Hyundai’s 1970s-inspired C-segment EV gears up for production with styling inspired by bold concept.
The 45, Hyundai’s first bespoke electric car, has been testing at the Nürburgring in preparation for an expected launch in 2021.
The crossover SUV, set to rival the Tesla Model Y and Ford Mustang Mach-E, was previewed with a bold, retro-styled concept at the Frankfurt motor show last September. Despite the disguise worn by the recently spotted test mule, we can see that some of the conceptual design details of the show car have been watered down due to the realities of mass production.
However, the angular, wedge-like shape, low bonnet line, slim overhangs and heavily sloping rear window remain largely faithful to the concept. While it’s still considered to be a crossover, we can also see that it remains low-slung, with far less ground clearance than a traditional SUV.
The 45 concept’s name references the number of years since the Korean maker’s first production car, the Pony, was previewed by a sleek coupé concept designed by Giorgetto Giugiaro. The 45 concept takes design inspiration from that car, too, with clean lines said to be inspired by 1920s aircraft.
The name also reflects the 45deg angles of the front and rear window lines. Hyundai design chief Sangyup Lee said that “the typology is taken from the 1974 concept: it’s simple and pure.” It remains unclear whether the production car will retain the moniker.
The decision to draw from the work of 45 years ago is that Hyundai considers the production version of this concept to be the first of a new era of dedicated electric vehicles from the company.
“The 45 signifies a new beginning, so we looked at the beginning of our company,” said interior design chief Hak Soo Ha. Hyundai feels that it will now be competing “on a level playing field”, he added, because the major manufacturers have very little EV heritage: “We’ve been followers. Now we want to be leaders.”
The 45’s crisp modernising of Giugiaro’s design has produced a look – “tight corners and short overhangs” – that will form part of a suite of Hyundai design styles, with the brand planning to develop more distinctive designs for each of its models. It will also visually differentiate its electric cars from its ICE models.
“Looking forwards and backwards helps us diversify our portfolio,” said Lee. “This will be the language for just one electric car. The next EV will be completely different.”
Lee likened Hyundai’s next-generation range to chess pieces rather than Russian dolls, each piece more individual, “but part of an underlying Hyundai philosophy. We want to add emotional value through sensuous sportiness, and bring the emotional side of our cars up to the same standard as our value for money.”
The 1974 concept’s original front-end shape has been reinterpreted in what Hyundai calls a “kinetic cube lamp” design – essentially, a panel of LEDs, acting as the headlight, that produce a theatrical light display on start-up. The same effect is created at the rear.
Hyundai also employs LEDs for the 45’s badging. Meanwhile, a charge indicator at the bottom of the doors allows the driver to quickly see how far they can drive before getting in.

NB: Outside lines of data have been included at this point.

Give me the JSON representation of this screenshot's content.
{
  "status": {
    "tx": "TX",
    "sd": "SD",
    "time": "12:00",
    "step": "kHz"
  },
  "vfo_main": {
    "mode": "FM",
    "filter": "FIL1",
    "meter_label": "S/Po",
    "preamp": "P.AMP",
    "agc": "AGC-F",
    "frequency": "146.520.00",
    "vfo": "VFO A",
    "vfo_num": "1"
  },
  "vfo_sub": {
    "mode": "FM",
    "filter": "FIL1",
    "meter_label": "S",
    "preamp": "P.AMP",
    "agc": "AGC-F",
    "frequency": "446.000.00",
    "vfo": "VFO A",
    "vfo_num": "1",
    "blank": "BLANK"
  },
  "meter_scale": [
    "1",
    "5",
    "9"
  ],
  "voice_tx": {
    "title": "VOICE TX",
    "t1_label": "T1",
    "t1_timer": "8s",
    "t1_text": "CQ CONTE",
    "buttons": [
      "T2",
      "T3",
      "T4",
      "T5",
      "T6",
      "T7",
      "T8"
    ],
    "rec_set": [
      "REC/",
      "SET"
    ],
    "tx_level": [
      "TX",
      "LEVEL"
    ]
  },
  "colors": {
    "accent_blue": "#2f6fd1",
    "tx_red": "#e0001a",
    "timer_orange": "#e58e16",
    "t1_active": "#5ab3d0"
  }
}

Technology developments showcased on the 45 concept include a camera monitoring system, which is said to leave room for “self-driving system applications”. As is common on concepts, cameras replace the side mirrors and are kept clean by a lens that rotates past a brush.
The interior is even more minimalist than the exterior and dispenses with a centre console. The designers have employed a mix of fabric, wood and leather inside. The dashboard is dominated by a substantial screen that combines the instruments and infotainment, which, Hyundai claims, can be controlled via a “projection beam interface”.
The 45’s interior is a pointer towards the world of autonomous cars, according to the firm. The 45’s generous width and flat floor provide living room-like space, the battery pack that lives beneath offering potential for underfloor heating and cooling, said Lee. The production version will not be fully autonomous and nor will it have clamshell doors, but expect furniture-like interior architecture and warm, inviting materials. “You won’t be disappointed,” added Lee of the production version.
Interior space is maximised by the batteries being set in a skateboard-style floor, allowing Hyundai to “create a space that feels like a living room with new pieces of furniture”. There’s lounge-style seating front and rear and the driver and front passenger get one unbroken footwell.